Many of us are searching, desperately, for a way out of this mess in Washington. That's why Chris Matthews' new book about the surprisingly productive relationship between President Ronald Reagan and House Speaker Tip O'Neill is drawing attention. (The title, "Tip and the Gipper: When Politics Worked," captures what we need to remember.)
Let me throw in another relevant precedent: The way George H.W. Bush staked his presidency on getting out of a budget deficit 23 years ago this month. The example that Bush 41 provided is one that President Barack Obama especially should lock in on.
Obama has largely taken to his "I'm-better-than-you" mode. He prefers to show Republicans the error of their ways rather than getting into the down-and-dirty of negotiating.

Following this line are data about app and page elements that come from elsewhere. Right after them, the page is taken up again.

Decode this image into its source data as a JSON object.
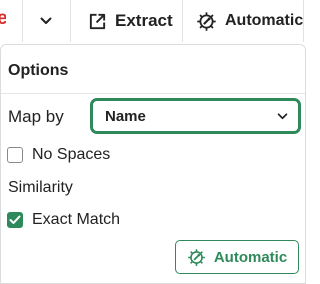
{
  "toolbar": {
    "cut_label": "e",
    "extract_label": "Extract",
    "automatic_label": "Automatic"
  },
  "options": {
    "title": "Options",
    "map_by_label": "Map by",
    "map_by_value": "Name",
    "no_spaces_label": "No Spaces",
    "no_spaces_checked": false,
    "similarity_title": "Similarity",
    "exact_match_label": "Exact Match",
    "exact_match_checked": true,
    "automatic_button_label": "Automatic"
  },
  "colors": {
    "accent": "#2f8a5b",
    "toolbar_red": "#d9302c"
  },
  "icons": {
    "dropdown": "chevron-down-icon",
    "extract": "external-link-icon",
    "automatic": "gear-wand-icon",
    "select": "chevron-down-icon",
    "check": "checkmark-icon"
  }
}
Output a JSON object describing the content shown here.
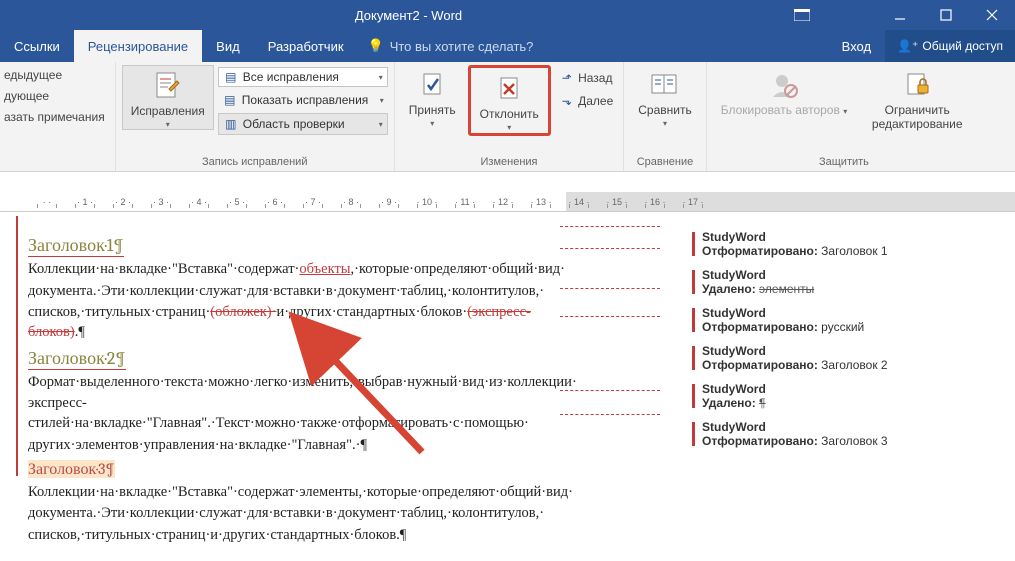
{
  "titlebar": {
    "title": "Документ2 - Word"
  },
  "tabs": {
    "items": [
      "Ссылки",
      "Рецензирование",
      "Вид",
      "Разработчик"
    ],
    "tell_me": "Что вы хотите сделать?",
    "login": "Вход",
    "share": "Общий доступ"
  },
  "ribbon": {
    "comments": {
      "prev": "едыдущее",
      "next": "дующее",
      "show": "азать примечания"
    },
    "tracking": {
      "btn": "Исправления",
      "dd1": "Все исправления",
      "dd2": "Показать исправления",
      "dd3": "Область проверки",
      "group": "Запись исправлений"
    },
    "changes": {
      "accept": "Принять",
      "reject": "Отклонить",
      "prev": "Назад",
      "next": "Далее",
      "group": "Изменения"
    },
    "compare": {
      "btn": "Сравнить",
      "group": "Сравнение"
    },
    "protect": {
      "block": "Блокировать авторов",
      "restrict": "Ограничить редактирование",
      "group": "Защитить"
    }
  },
  "ruler": [
    "",
    "1",
    "2",
    "3",
    "4",
    "5",
    "6",
    "7",
    "8",
    "9",
    "10",
    "11",
    "12",
    "13",
    "14",
    "15",
    "16",
    "17"
  ],
  "doc": {
    "h1": "Заголовок·1¶",
    "p1a": "Коллекции·на·вкладке·\"Вставка\"·содержат·",
    "p1_ins": "объекты",
    "p1b": ",·которые·определяют·общий·вид·",
    "p2a": "документа.·Эти·коллекции·служат·для·вставки·в·документ·таблиц,·колонтитулов,·",
    "p3a": "списков,·титульных·страниц·",
    "p3_del": "(обложек)·",
    "p3b": "и·других·стандартных·блоков·",
    "p3_del2": "(экспресс-блоков)",
    "p3c": ".¶",
    "h2": "Заголовок·2¶",
    "p4": "Формат·выделенного·текста·можно·легко·изменить,·выбрав·нужный·вид·из·коллекции·",
    "p5": "экспресс-стилей·на·вкладке·\"Главная\".·Текст·можно·также·отформатировать·с·помощью·",
    "p6": "других·элементов·управления·на·вкладке·\"Главная\".·¶",
    "h3": "Заголовок·3¶",
    "p7": "Коллекции·на·вкладке·\"Вставка\"·содержат·элементы,·которые·определяют·общий·вид·",
    "p8": "документа.·Эти·коллекции·служат·для·вставки·в·документ·таблиц,·колонтитулов,·",
    "p9": "списков,·титульных·страниц·и·других·стандартных·блоков.¶"
  },
  "balloons": [
    {
      "author": "StudyWord",
      "type": "fmt",
      "label": "Отформатировано:",
      "content": "Заголовок 1"
    },
    {
      "author": "StudyWord",
      "type": "del",
      "label": "Удалено:",
      "content": "элементы"
    },
    {
      "author": "StudyWord",
      "type": "fmt",
      "label": "Отформатировано:",
      "content": "русский"
    },
    {
      "author": "StudyWord",
      "type": "fmt",
      "label": "Отформатировано:",
      "content": "Заголовок 2"
    },
    {
      "author": "StudyWord",
      "type": "del",
      "label": "Удалено:",
      "content": "¶"
    },
    {
      "author": "StudyWord",
      "type": "fmt",
      "label": "Отформатировано:",
      "content": "Заголовок 3"
    }
  ]
}
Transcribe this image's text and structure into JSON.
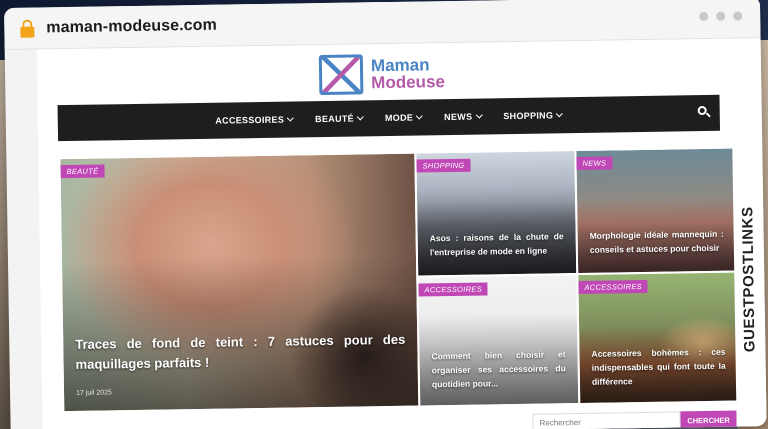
{
  "browser": {
    "url": "maman-modeuse.com"
  },
  "side_brand": {
    "text": "GUESTPOSTLINKS"
  },
  "site": {
    "logo_line1": "Maman",
    "logo_line2": "Modeuse",
    "accent_color": "#c048b6"
  },
  "nav": {
    "items": [
      {
        "label": "ACCESSOIRES"
      },
      {
        "label": "BEAUTÉ"
      },
      {
        "label": "MODE"
      },
      {
        "label": "NEWS"
      },
      {
        "label": "SHOPPING"
      }
    ]
  },
  "cards": [
    {
      "category": "BEAUTÉ",
      "title": "Traces de fond de teint : 7 astuces pour des maquillages parfaits !",
      "date": "17 juil 2025"
    },
    {
      "category": "SHOPPING",
      "title": "Asos : raisons de la chute de l'entreprise de mode en ligne"
    },
    {
      "category": "NEWS",
      "title": "Morphologie idéale mannequin : conseils et astuces pour choisir"
    },
    {
      "category": "ACCESSOIRES",
      "title": "Comment bien choisir et organiser ses accessoires du quotidien pour..."
    },
    {
      "category": "ACCESSOIRES",
      "title": "Accessoires bohèmes : ces indispensables qui font toute la différence"
    }
  ],
  "search": {
    "placeholder": "Rechercher",
    "button_label": "CHERCHER"
  }
}
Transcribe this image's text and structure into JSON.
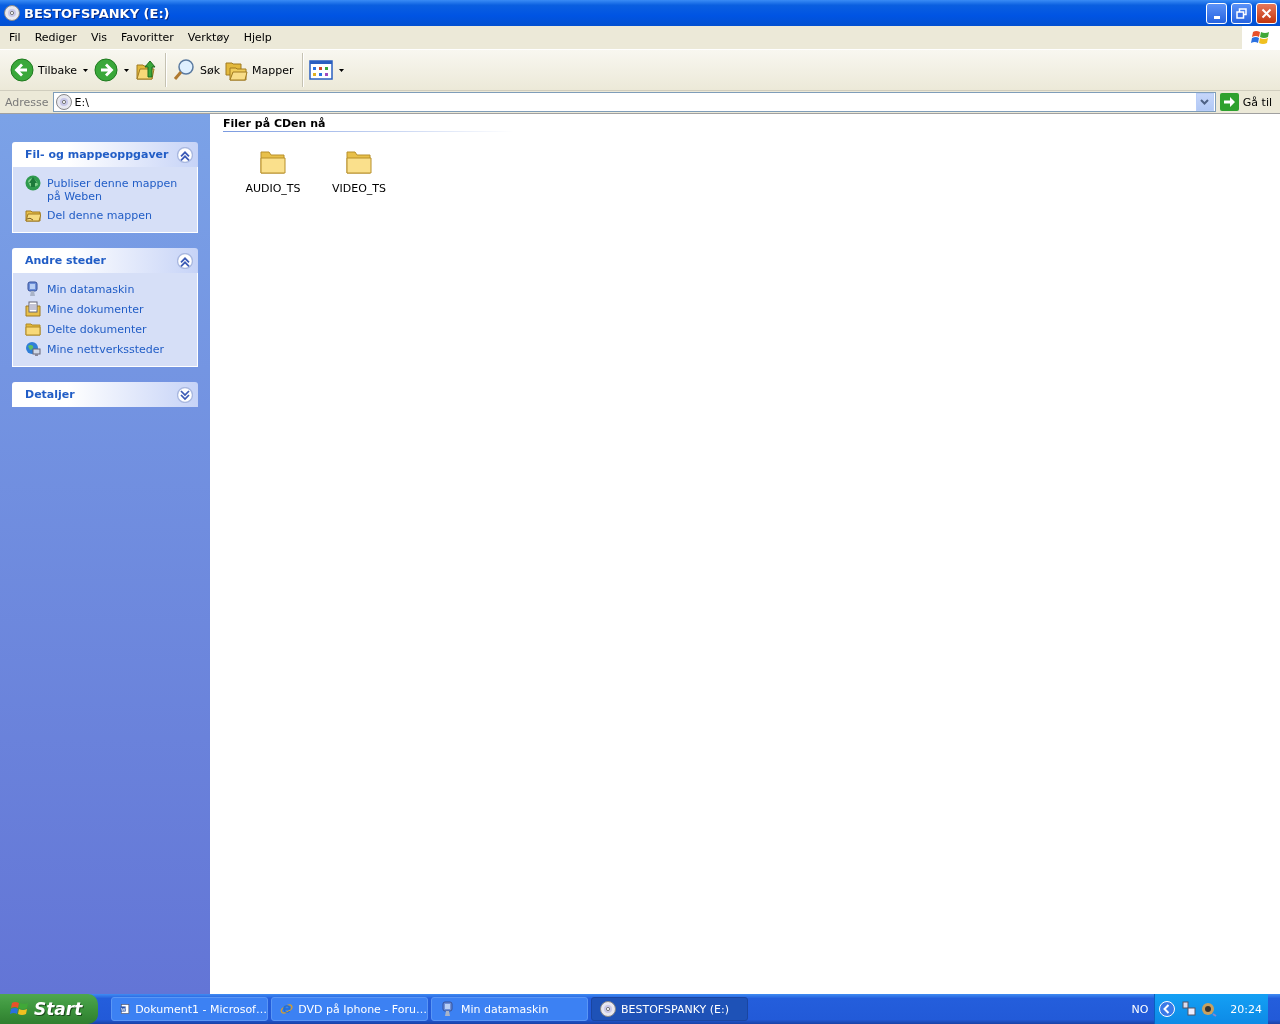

But down-and-dirty is what Washington needs in order to move the nation past the current budget impasse, impending debt ceiling vote and long-term entitlement expenses that threaten to drain the nation's wallet. Here is where the Bush example comes in.
As we know, the Republican agreed to raise taxes as part of the final budget agreement back in October 1990. Breaking his "read-my-lips: no new taxes" pledge is seen by the observer class as the sacrificing of his presidency.
But let's take a step back from that gutsy call and recall the process. Bush didn't sit back and wait for an agreement to come to him. For months, he engaged Democrats on Capitol Hill, where they controlled both chambers.
With a budget deadline approaching, Bush could have hunkered down and simply lectured the Hill. But he got ahead of the deadline and negotiated with House and Senate Democrats.
Fred McClure, Bush's liaison to Capitol Hill at the time, recalled over the phone last week how the talks took place over a two-month period. "We had teams out at Andrews Air Force Base," he reminded me.
The political climate wasn't easy in the summer and fall of 1990, either. Saddam Hussein had just invaded Kuwait. Newt Gingrich was on the ascendancy as a hard-line GOP House member, contrasting himself with establishment Republicans like Bush. And Democratic congressional leaders like George Mitchell and Dick Gephardt didn't exactly see it as their duty to make life easy for the president.
Nor did the solution appear automatically. "It was hard, and we had to stay on it," McClure described the tense negotiations.
For one thing, Gingrich killed one proposal his own president put together. Democrats opposed him at every turn, too, even though a government shutdown was on the horizon.
But Bush and his team persisted. He especially drew upon his longstanding relationship with Democratic Rep. Dan Rostenkowski of Illinois. Rostenkowski and Bush had served in the House together in the 1960s. Their relationship was important given that Bush was president and Rostenkowski led the pivotal House Ways and Means Committee.
Eventually, a second deal was struck in late October 1990. Democrats got the tax hikes they wanted and Republicans got caps put on discretionary spending. Those caps would become crucial to controlling spending and finally balancing the budget under President Bill Clinton.
For his part, Bush summed up the tough back-and-forth this way: "Sometimes a president has to make a tough call. This is one of them."
We can only hope Obama remembers those words. Sure, he has opponents. But he's not the first president with them, so he needs to start dealing.
Since Republicans control the House, Obama should get ready to offer up some part of his health plan. He doesn't want to do that any more than Bush wanted to raise taxes.
But agreeing to, say, lift the requirement that employers with 50 or more employees provide insurance for those who work 30 hours or more would give negotiators something to work with. The president would not be defunding his health care bill, just changing an element of it. And he could help part-time workers whose companies are cutting their work hours to less than 30 to avoid the insurance requirement.
At this point, Obama is giving little. A previous president's example shows how he can do far more and save the country.
William McKenzie, Dallas Morning News; email@example.com.